Annuities Deferred Income Annuities Fixed Index Annuities Long-Term Care Longevity Insurance

Invest in DIA to Fund LTCI Premiums When Retired – Part 1 of 4

A deferred income annuity (DIA) can be used as part of the retirement planning process to fund long-term care insurance premiums.

As explained in the last two weeks’ posts, Invest in FIA to Fund LTCI Premiums When Retired – Parts 1 and 2, the purchase of long-term care insurance (“LTCI”) needs to be a lifetime commitment. It isn’t enough to plan for how you will pay for your LTCI premiums during your working years. Planning for the potential purchase of a LTCI policy should be included as part of the retirement income planning process to determine the sources of income that will be used to pay for LTCI throughout retirement.

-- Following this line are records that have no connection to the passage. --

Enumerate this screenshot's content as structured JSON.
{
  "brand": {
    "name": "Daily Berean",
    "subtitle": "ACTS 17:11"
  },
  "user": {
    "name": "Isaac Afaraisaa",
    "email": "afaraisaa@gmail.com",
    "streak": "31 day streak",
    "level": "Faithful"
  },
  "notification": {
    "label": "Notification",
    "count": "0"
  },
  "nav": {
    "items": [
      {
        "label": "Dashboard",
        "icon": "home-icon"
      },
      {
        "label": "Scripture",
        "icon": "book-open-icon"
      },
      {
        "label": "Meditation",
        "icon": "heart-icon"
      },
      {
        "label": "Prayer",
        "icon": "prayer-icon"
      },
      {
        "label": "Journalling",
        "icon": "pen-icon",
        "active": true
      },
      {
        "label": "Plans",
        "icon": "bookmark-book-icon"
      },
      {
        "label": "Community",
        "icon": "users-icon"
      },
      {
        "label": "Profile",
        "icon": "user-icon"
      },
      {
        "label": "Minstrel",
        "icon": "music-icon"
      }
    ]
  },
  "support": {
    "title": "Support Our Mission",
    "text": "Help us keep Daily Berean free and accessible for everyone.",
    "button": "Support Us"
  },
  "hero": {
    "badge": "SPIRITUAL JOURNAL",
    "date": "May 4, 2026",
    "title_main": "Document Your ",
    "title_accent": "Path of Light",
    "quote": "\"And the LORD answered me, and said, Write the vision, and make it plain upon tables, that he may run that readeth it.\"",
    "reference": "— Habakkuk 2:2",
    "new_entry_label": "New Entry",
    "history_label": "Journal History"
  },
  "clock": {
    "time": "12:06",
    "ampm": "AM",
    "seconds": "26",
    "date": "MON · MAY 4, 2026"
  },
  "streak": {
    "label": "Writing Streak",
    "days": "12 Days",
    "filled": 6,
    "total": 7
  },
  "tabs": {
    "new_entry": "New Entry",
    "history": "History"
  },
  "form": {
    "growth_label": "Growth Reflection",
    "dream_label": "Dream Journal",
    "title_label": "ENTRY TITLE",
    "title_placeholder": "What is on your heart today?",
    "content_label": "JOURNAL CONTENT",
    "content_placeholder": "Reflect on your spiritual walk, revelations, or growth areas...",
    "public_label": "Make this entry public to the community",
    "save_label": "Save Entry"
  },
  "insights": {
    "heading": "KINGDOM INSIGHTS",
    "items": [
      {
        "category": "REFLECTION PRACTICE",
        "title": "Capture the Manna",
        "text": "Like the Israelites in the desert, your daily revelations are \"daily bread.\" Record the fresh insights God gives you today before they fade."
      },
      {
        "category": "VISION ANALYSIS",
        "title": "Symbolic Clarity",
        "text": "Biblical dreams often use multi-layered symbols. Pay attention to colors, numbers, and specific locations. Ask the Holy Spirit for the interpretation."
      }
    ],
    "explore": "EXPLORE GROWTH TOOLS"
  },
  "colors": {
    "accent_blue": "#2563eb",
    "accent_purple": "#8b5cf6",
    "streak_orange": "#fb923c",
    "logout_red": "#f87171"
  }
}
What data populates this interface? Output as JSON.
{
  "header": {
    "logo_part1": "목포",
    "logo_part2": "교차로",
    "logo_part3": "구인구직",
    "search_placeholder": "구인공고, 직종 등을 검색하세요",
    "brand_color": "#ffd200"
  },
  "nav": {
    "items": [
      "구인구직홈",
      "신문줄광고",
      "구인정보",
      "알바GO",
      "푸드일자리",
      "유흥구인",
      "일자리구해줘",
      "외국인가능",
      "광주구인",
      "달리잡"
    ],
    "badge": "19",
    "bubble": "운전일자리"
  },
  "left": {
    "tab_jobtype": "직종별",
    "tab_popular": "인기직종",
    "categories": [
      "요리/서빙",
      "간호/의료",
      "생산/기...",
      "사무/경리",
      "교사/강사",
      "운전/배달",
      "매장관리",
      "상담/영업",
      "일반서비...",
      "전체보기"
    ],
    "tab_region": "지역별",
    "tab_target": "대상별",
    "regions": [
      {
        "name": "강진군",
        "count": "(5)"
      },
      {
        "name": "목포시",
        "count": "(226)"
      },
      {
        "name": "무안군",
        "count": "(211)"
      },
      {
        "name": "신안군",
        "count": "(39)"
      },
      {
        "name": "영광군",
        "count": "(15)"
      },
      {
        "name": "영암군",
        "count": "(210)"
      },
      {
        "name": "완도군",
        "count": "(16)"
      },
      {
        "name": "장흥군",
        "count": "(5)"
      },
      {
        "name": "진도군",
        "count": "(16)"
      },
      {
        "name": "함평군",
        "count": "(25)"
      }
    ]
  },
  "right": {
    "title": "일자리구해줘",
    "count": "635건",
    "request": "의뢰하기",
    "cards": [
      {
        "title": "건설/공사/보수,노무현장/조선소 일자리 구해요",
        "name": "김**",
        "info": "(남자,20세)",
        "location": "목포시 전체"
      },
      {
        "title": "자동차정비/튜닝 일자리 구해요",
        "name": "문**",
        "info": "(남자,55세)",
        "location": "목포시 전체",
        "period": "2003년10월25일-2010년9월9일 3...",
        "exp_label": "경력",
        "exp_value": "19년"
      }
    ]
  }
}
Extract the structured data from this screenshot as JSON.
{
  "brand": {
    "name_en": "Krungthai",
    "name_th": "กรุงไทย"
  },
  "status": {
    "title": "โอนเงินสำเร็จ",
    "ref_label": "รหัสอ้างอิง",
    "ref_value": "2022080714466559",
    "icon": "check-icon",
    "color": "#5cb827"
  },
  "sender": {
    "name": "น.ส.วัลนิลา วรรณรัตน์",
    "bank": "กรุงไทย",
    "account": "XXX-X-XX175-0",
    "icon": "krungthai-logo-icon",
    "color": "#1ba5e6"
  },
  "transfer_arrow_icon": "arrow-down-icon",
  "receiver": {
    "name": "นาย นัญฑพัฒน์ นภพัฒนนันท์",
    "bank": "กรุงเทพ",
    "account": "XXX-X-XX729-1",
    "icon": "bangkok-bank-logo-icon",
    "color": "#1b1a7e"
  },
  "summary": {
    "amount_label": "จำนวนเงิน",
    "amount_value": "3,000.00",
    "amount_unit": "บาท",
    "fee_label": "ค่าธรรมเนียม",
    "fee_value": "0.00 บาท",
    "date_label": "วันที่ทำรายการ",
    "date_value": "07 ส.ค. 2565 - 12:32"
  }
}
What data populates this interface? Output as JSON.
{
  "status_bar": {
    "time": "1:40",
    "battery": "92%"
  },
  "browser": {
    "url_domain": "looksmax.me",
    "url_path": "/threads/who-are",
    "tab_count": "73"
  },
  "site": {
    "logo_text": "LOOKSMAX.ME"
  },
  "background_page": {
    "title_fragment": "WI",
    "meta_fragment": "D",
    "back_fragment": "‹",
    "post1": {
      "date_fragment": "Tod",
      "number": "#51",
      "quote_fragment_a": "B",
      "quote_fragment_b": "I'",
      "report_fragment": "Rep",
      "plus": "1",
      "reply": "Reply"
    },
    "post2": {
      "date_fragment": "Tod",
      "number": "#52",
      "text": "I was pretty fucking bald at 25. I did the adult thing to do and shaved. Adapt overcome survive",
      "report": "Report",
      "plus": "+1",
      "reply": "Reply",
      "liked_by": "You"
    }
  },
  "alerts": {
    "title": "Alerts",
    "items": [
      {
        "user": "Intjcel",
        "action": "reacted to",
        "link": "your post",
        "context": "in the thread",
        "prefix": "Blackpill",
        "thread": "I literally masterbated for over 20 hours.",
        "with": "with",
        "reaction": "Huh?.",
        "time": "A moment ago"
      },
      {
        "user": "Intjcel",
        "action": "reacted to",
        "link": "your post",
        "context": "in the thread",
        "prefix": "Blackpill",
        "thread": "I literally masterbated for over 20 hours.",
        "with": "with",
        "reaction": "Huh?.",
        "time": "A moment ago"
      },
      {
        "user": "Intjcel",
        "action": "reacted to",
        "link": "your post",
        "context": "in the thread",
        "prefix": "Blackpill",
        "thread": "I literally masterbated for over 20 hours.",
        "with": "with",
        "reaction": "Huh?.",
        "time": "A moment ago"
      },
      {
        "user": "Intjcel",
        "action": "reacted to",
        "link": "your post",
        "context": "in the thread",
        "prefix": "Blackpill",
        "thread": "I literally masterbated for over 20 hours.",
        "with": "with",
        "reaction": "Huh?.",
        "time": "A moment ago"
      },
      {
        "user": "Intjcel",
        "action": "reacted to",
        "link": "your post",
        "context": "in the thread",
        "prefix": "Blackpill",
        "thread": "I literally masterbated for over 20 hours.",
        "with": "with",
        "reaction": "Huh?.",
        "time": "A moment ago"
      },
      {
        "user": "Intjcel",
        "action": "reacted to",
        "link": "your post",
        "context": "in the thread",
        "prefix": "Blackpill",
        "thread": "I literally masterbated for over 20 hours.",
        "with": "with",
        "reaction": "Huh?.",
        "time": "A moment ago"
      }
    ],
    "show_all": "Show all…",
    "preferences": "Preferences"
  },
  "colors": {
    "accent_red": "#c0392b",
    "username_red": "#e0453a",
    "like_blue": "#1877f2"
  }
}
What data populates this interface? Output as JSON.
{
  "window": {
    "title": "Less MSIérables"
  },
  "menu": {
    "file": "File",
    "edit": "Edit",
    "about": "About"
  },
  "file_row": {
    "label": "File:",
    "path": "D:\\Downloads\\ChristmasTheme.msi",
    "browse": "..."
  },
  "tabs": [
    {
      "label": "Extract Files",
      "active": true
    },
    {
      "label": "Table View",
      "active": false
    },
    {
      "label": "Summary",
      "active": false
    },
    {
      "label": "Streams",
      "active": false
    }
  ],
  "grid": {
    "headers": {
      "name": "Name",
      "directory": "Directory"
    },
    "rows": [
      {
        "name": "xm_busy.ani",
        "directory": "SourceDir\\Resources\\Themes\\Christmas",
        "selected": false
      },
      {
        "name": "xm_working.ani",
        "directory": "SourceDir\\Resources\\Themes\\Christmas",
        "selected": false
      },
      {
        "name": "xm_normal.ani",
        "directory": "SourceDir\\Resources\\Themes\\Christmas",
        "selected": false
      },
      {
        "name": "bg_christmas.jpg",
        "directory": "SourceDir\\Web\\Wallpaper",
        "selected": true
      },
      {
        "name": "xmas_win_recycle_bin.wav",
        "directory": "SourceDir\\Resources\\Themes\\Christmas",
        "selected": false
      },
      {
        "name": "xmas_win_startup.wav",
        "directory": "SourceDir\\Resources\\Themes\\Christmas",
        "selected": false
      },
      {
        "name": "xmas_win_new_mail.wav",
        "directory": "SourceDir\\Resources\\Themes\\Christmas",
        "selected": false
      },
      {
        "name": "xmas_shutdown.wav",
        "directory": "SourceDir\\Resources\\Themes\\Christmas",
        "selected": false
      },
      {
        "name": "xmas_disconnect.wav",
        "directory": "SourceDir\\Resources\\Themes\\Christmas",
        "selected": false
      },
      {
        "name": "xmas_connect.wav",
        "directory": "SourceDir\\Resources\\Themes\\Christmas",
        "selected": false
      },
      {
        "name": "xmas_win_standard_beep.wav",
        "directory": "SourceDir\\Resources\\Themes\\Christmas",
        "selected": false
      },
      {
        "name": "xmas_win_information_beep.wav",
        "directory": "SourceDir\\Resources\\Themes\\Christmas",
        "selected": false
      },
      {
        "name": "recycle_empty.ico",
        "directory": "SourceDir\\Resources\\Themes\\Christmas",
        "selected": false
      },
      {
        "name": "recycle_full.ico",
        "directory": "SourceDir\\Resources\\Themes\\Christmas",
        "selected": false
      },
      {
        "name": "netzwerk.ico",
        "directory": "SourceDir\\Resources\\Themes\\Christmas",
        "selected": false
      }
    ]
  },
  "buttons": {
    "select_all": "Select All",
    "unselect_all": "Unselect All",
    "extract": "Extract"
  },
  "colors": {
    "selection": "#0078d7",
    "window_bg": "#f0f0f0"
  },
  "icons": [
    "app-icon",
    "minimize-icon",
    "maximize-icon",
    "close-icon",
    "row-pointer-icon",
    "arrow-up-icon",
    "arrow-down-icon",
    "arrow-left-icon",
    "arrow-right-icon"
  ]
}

One potential source of income that can be used to fund LTCI premiums during retirement is a fixed index annuity (“FIA”) with an income rider. As explained and illustrated in the last two weeks’ posts, with a FIA, you can determine the initial and ongoing investment amounts required to produce a targeted amount of income to match your LTCI premiums, including projected increases in same.

Another strategy that can be used for this purpose is to purchase a deferred income annuity (“DIA”), commonly referred to as longevity insurance. Similar to a FIA with an income rider, in exchange for an initial investment, or premium, you’re entitled to receive a lifetime income beginning at least a year from the date of purchase. You can invest a specified amount in a DIA that will result in the amount of lifetime income beginning at retirement that will be sufficient to pay your LTCI premiums.

There are several important differences between FIA’s with income riders and DIA’s that will influence which retirement income planning strategy is preferable for funding LTCI premiums in a given situation. There are five key distinctions that need to be considered as follows:

  1. Income start date flexibility
  2. Income increase provision
  3. Income tax consequences
  4. Investment value
  5. Death benefit

The first three distinctions will be explained in next week’s post. Part three will discuss the fourth and fifth differences. Part four will present a sample case to illustrate the use of a DIA vs. a FIA with an income rider to fund LTCI premiums during retirement.

By Robert Klein

Robert Klein, CPA, PFS, CFP®, RICP®, CLTC® is the founder and president of Retirement Income Center in Newport Beach, California. Bob is also the sole proprietor of Robert Klein, CPA. Bob applies his unique background, experience, expertise, and specialization in tax-sensitive retirement income planning strategies to optimize the longevity of his clients’ after-tax retirement income and assets. He does this as an independent financial advisor using customized holistic planning solutions based on each client’s needs and personality.